Coronavirus: How will the Covid-19 alert system work?

Young woman wearing a face mask with the words "stayin' alert" on it Image copyright PA Media

The risk posed in England by coronavirus is measured by a five-level, colour-coded alert system.

What is it for?

Prime Minister Boris Johnson has said it helps the government decide how tough social-distancing measures should be:

  • Level five (red) - a "material risk of healthcare services being overwhelmed" - extremely strict social distancing
  • Level four - a high or rising level of transmission - enforced social distancing
  • Level three - the virus is in general circulation - social distancing relaxed
  • Level two - the number of cases and transmission are low - minimal social distancing
  • Level one (green) - Covid-19 is no longer present in the UK - no social distancing

What determines the level?

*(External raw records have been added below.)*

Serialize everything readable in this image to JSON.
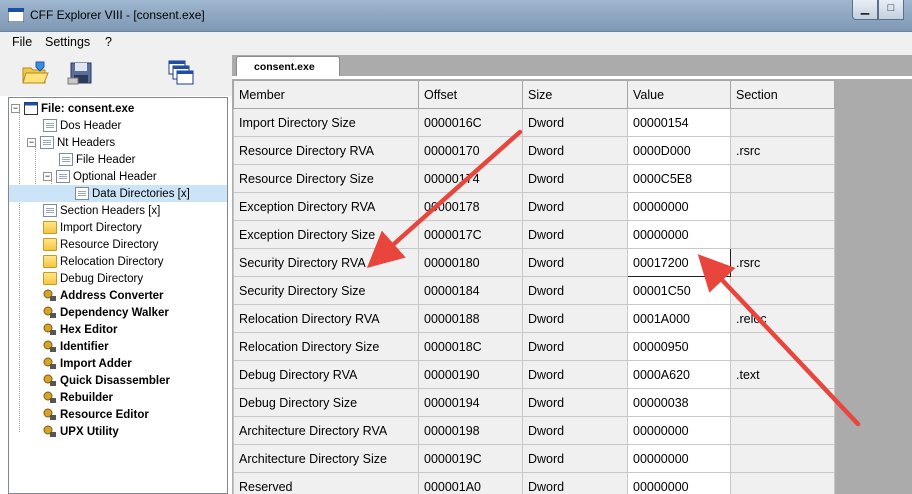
{
  "window": {
    "title": "CFF Explorer VIII - [consent.exe]",
    "controls": [
      "minimize",
      "maximize",
      "close"
    ]
  },
  "menu": [
    "File",
    "Settings",
    "?"
  ],
  "toolbar": {
    "icons": [
      "open-folder-icon",
      "save-disk-icon",
      "windows-icon"
    ]
  },
  "tree": {
    "root": "File: consent.exe",
    "items": [
      "Dos Header",
      "Nt Headers",
      "File Header",
      "Optional Header",
      "Data Directories [x]",
      "Section Headers [x]",
      "Import Directory",
      "Resource Directory",
      "Relocation Directory",
      "Debug Directory",
      "Address Converter",
      "Dependency Walker",
      "Hex Editor",
      "Identifier",
      "Import Adder",
      "Quick Disassembler",
      "Rebuilder",
      "Resource Editor",
      "UPX Utility"
    ],
    "selected": "Data Directories [x]"
  },
  "tab": {
    "label": "consent.exe"
  },
  "table": {
    "columns": [
      "Member",
      "Offset",
      "Size",
      "Value",
      "Section"
    ],
    "rows": [
      [
        "Import Directory Size",
        "0000016C",
        "Dword",
        "00000154",
        ""
      ],
      [
        "Resource Directory RVA",
        "00000170",
        "Dword",
        "0000D000",
        ".rsrc"
      ],
      [
        "Resource Directory Size",
        "00000174",
        "Dword",
        "0000C5E8",
        ""
      ],
      [
        "Exception Directory RVA",
        "00000178",
        "Dword",
        "00000000",
        ""
      ],
      [
        "Exception Directory Size",
        "0000017C",
        "Dword",
        "00000000",
        ""
      ],
      [
        "Security Directory RVA",
        "00000180",
        "Dword",
        "00017200",
        ".rsrc"
      ],
      [
        "Security Directory Size",
        "00000184",
        "Dword",
        "00001C50",
        ""
      ],
      [
        "Relocation Directory RVA",
        "00000188",
        "Dword",
        "0001A000",
        ".reloc"
      ],
      [
        "Relocation Directory Size",
        "0000018C",
        "Dword",
        "00000950",
        ""
      ],
      [
        "Debug Directory RVA",
        "00000190",
        "Dword",
        "0000A620",
        ".text"
      ],
      [
        "Debug Directory Size",
        "00000194",
        "Dword",
        "00000038",
        ""
      ],
      [
        "Architecture Directory RVA",
        "00000198",
        "Dword",
        "00000000",
        ""
      ],
      [
        "Architecture Directory Size",
        "0000019C",
        "Dword",
        "00000000",
        ""
      ],
      [
        "Reserved",
        "000001A0",
        "Dword",
        "00000000",
        ""
      ]
    ],
    "selected_row": 5
  },
  "annotation_color": "#e8453c"
}
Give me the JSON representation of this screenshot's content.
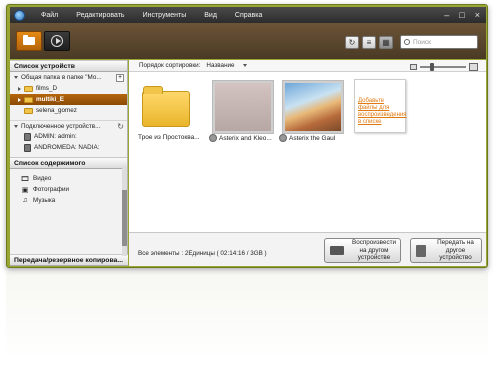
{
  "menubar": {
    "items": [
      "Файл",
      "Редактировать",
      "Инструменты",
      "Вид",
      "Справка"
    ],
    "window_controls": [
      "minimize-icon",
      "maximize-icon",
      "close-icon"
    ]
  },
  "toolbar": {
    "search_placeholder": "Поиск",
    "tabs": [
      {
        "icon": "folder-icon",
        "active": true
      },
      {
        "icon": "play-icon",
        "active": false
      }
    ]
  },
  "sidebar": {
    "devices_header": "Список устройств",
    "shared_folder": "Общая папка в папке \"Мо...",
    "folders": [
      {
        "label": "films_D",
        "selected": false
      },
      {
        "label": "multiki_E",
        "selected": true
      },
      {
        "label": "selena_gomez",
        "selected": false
      }
    ],
    "connected_header": "Подключенное устройств...",
    "connected_devices": [
      "ADMIN: admin:",
      "ANDROMEDA: NADIA:"
    ],
    "content_header": "Список содержимого",
    "content_items": [
      {
        "label": "Видео",
        "icon": "video-icon"
      },
      {
        "label": "Фотографии",
        "icon": "photo-icon"
      },
      {
        "label": "Музыка",
        "icon": "music-icon"
      }
    ],
    "transfer_header": "Передача/резервное копирова..."
  },
  "content": {
    "sort_label": "Порядок сортировки:",
    "sort_value": "Название",
    "tiles": [
      {
        "label": "Трое из Простоква..."
      },
      {
        "label": "Asterix and Kleo..."
      },
      {
        "label": "Asterix the Gaul"
      }
    ],
    "add_tile_text": "Добавьте файлы для воспроизведения в списке",
    "status": "Все элементы : 2Единицы ( 02:14:16 / 3GB )",
    "play_button": "Воспроизвести на другом устройстве",
    "send_button": "Передать на другое устройство"
  },
  "colors": {
    "frame": "#9aa634",
    "accent_orange": "#b5650d",
    "link": "#e07a10"
  }
}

  • Covid-19's reproduction (R) number, a scientific measure of how fast the virus is spreading
  • The number of confirmed coronavirus cases at any one time
Image copyright PA Media/Downing Street Pool

In time, the government hopes, the level will reflect the threat in specific areas of England and be used to determine local restrictions.

What is the current level?

England's Chief Medical Officer, Prof Chris Whitty, said in the middle of May after the alert system was brought in that the UK's position was best described as level four - meaning the virus was still being transmitted widely and many social-distancing measures would not be relaxed.

Foreign Secretary Dominic Raab says the country is currently in the process of "transitioning" to level three.

Speaking to the BBC's Andrew Marr show, he said the government had "taken evidence from scientists" and had met the five tests it said were needed to relax restrictions.

Who sets the level?

A Joint Biosecurity Centre (JBC) - set up by counter-terrorism specialist Tom Hurd, on similar lines to the Joint Terrorism Analysis Centre (JTAC) - will identify changes in infection rates, using testing, environmental and workplace data, and advise chief medical officers.

But government ministers will make the final decision on easing or tightening restrictions.

What about the other UK nations?

The government has said it would engage with the devolved administrations in Edinburgh, Cardiff and Belfast, as they develop their own versions - and explore how the JBC can operate as part of a broader infrastructure to address all the UK's biosecurity threats.